Gerard did something else I love. She put the hero’s masculinity in question—giving him a face she likens to Opie and a heroine reaction both surprising and embarrassing. Let’s just say there was no swooning. Laughter? Yes. Swooning? No. Given that he is to be her bodyguard, this less than overwhelming picture of him is daring on Gerard’s part. She goes on to create a sexy, but flawed character—emotionally uncertain, inexperienced in private security, etc. His quiet competence—growing throughout the story—ends up casting a much larger—undoubtedly alpha—presence than any stereotypical tall, dark and dangerous description could have. Some grade A characterization.

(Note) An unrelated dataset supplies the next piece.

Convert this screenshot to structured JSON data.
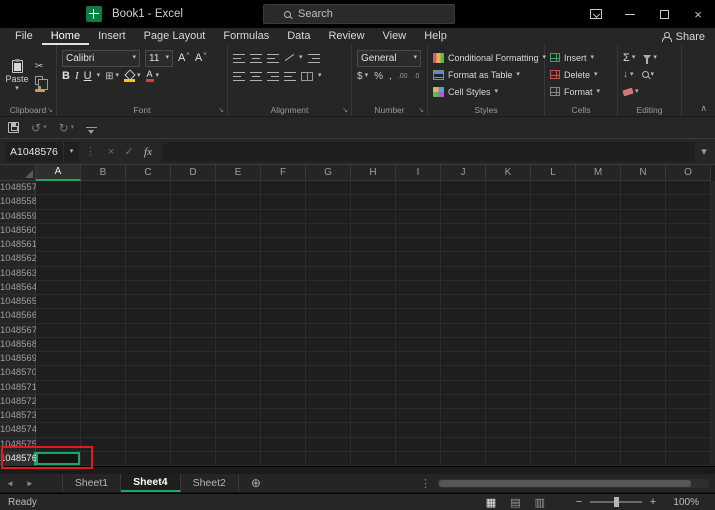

Gerard’s heroine, a rock star in need of a bodyguard, also defies stereotype. Instead of hiding a simple, down-home girl underneath the flash, Gerard embodies her with a sharp business instinct and easily makes the distinction between the girl’s business and her personality. Brockmann fans will recall the over-the-top persona Cosmo’s love interest (Jane) sported in Hot Target. Outwardly, Jane presented herself one way, while hiding her true self from all but one or two individuals. Gerard does not take this tack. Instead, she makes the rock star stuff business and gives her heroine enough good sense to stand as who she is—without embarrassment.
Over The Line is an excellent addition to Gerard’s Bodyguard series. Having stumbled on this author—picking up my first book by her on an impulse buy with zero knowledge of her work—I am thrilled beyond words at finding a new auto-buy author. Love that.